== Segment start ==

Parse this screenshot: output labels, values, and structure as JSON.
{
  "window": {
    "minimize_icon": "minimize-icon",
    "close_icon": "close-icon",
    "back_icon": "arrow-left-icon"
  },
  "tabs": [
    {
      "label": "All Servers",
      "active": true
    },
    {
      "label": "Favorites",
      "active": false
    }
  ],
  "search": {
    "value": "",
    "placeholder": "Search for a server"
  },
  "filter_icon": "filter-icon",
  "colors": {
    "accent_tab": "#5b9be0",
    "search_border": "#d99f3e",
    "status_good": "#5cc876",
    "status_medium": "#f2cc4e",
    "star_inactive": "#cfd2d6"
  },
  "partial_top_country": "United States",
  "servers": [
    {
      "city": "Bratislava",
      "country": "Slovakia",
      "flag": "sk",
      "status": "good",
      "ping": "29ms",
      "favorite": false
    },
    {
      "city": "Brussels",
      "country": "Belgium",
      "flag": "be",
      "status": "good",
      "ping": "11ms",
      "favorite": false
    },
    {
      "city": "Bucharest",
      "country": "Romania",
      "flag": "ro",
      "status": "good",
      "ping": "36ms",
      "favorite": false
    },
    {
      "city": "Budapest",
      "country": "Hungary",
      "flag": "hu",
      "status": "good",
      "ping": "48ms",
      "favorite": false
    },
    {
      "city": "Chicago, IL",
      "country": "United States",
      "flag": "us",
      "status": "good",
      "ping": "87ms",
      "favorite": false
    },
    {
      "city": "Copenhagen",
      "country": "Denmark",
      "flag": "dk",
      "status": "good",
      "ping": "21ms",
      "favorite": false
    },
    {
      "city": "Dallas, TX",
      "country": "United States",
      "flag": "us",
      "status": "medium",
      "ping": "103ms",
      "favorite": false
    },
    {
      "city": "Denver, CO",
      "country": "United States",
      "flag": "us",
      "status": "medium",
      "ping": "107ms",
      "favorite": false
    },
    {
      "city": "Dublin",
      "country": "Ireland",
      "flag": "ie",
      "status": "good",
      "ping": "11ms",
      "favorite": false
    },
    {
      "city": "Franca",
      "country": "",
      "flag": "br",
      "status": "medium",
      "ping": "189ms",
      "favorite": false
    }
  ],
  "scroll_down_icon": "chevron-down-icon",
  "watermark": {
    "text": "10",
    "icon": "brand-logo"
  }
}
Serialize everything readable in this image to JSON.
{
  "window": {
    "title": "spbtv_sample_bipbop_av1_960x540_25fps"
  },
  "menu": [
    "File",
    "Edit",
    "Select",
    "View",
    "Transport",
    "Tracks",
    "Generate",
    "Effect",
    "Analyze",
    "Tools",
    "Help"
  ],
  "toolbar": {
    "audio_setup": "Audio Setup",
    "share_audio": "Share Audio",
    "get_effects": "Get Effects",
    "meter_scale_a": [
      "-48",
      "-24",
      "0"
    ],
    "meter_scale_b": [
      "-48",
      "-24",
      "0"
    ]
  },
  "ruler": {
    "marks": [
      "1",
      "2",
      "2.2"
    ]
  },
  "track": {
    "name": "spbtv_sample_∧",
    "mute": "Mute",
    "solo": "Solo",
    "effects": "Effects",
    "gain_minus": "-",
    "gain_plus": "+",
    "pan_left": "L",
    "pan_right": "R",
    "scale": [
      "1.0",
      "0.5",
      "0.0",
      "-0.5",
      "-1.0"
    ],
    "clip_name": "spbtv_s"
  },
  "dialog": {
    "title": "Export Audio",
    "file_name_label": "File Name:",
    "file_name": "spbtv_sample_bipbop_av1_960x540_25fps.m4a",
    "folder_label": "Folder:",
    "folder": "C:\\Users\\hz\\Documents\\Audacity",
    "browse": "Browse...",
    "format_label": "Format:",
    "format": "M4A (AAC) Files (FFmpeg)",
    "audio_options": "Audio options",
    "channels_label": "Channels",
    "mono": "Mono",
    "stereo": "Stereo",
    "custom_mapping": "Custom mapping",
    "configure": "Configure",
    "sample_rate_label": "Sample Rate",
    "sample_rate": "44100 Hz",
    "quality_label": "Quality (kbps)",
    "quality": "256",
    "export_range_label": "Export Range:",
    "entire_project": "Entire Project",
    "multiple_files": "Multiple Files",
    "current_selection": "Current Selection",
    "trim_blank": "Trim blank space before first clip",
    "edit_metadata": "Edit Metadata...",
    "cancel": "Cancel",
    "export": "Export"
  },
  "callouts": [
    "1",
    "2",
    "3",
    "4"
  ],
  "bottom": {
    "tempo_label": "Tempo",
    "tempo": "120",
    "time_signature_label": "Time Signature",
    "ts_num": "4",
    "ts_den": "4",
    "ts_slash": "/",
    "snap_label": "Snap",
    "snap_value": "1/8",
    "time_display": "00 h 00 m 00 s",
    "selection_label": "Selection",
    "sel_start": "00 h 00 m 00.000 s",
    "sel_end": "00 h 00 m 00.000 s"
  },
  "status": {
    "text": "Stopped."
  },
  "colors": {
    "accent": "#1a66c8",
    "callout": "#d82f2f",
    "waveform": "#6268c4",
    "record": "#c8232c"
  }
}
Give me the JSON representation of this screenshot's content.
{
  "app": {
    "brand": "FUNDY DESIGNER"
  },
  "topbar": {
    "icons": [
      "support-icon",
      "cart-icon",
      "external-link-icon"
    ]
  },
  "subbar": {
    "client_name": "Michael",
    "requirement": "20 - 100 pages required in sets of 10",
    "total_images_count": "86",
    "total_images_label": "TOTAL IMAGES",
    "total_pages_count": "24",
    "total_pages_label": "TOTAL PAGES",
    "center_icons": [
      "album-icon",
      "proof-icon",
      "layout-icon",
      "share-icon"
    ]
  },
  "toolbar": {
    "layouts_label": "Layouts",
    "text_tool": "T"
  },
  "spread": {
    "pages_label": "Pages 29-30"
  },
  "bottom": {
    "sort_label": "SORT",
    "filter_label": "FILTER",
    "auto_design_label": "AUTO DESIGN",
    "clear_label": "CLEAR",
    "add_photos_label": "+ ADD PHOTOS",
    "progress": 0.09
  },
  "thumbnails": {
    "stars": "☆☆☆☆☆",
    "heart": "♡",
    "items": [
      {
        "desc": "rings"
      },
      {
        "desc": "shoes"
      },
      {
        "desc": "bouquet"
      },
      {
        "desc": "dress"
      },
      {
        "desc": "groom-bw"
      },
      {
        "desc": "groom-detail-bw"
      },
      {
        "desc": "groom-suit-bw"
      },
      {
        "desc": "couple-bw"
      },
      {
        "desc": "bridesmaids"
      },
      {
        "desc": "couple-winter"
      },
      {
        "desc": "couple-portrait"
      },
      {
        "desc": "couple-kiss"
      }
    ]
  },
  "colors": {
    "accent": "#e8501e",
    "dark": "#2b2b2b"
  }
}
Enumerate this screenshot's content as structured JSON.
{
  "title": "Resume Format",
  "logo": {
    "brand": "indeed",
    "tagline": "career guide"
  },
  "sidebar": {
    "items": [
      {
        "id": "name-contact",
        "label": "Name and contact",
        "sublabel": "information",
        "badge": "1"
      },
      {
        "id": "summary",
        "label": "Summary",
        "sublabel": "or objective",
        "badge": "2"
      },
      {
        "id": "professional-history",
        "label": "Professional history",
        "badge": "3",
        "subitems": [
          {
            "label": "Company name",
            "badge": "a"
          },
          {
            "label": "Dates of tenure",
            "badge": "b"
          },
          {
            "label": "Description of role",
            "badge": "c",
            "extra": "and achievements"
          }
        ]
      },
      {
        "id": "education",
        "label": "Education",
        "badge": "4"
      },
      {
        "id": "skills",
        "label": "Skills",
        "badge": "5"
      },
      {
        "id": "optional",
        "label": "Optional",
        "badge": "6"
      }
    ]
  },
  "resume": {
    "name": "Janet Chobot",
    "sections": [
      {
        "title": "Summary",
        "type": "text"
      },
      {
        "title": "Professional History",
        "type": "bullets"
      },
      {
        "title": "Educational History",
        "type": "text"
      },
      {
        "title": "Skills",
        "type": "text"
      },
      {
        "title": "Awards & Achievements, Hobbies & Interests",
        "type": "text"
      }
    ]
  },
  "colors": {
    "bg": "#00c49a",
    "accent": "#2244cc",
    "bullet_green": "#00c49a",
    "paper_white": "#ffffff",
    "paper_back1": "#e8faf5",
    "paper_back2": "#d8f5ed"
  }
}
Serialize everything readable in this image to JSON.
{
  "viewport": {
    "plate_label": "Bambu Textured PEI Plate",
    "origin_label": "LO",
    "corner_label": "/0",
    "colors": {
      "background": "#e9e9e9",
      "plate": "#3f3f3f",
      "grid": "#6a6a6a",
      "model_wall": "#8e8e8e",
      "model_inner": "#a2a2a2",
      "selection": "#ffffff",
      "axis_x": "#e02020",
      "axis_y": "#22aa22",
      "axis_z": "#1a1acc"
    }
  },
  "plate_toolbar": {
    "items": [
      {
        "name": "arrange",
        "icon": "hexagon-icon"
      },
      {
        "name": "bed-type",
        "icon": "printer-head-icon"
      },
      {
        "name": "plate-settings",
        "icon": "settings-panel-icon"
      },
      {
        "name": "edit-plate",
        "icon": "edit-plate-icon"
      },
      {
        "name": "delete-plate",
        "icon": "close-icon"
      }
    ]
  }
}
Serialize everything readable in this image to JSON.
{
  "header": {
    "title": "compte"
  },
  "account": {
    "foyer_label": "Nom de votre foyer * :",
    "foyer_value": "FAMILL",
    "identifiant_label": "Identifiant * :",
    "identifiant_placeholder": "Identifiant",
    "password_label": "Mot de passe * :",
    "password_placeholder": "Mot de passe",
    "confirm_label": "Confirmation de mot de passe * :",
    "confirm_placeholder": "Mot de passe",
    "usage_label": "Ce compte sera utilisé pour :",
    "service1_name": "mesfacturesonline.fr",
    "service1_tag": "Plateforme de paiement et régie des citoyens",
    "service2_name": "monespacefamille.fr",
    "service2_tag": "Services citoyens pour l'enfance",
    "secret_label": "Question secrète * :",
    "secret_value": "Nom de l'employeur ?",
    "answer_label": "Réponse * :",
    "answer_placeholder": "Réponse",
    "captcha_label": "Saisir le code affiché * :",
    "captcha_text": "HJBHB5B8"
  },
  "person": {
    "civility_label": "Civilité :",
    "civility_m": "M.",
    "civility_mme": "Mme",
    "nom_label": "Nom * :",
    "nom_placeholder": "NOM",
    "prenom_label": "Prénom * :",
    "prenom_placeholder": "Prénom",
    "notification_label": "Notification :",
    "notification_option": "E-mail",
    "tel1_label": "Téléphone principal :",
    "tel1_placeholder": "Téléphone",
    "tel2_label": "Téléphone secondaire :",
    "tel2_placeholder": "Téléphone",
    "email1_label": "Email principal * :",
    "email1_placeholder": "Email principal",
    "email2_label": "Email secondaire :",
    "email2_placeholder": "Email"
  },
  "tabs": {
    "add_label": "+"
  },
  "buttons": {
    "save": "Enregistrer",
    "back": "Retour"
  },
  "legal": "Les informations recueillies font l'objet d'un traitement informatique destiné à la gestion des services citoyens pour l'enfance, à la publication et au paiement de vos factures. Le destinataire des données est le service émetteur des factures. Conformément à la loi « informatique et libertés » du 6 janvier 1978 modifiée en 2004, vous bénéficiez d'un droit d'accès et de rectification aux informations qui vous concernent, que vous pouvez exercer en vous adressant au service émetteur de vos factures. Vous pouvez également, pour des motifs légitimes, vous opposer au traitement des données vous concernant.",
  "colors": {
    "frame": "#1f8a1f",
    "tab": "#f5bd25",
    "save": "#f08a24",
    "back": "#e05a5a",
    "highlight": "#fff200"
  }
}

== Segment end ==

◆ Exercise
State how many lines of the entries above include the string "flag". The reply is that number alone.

◆ Answer space
10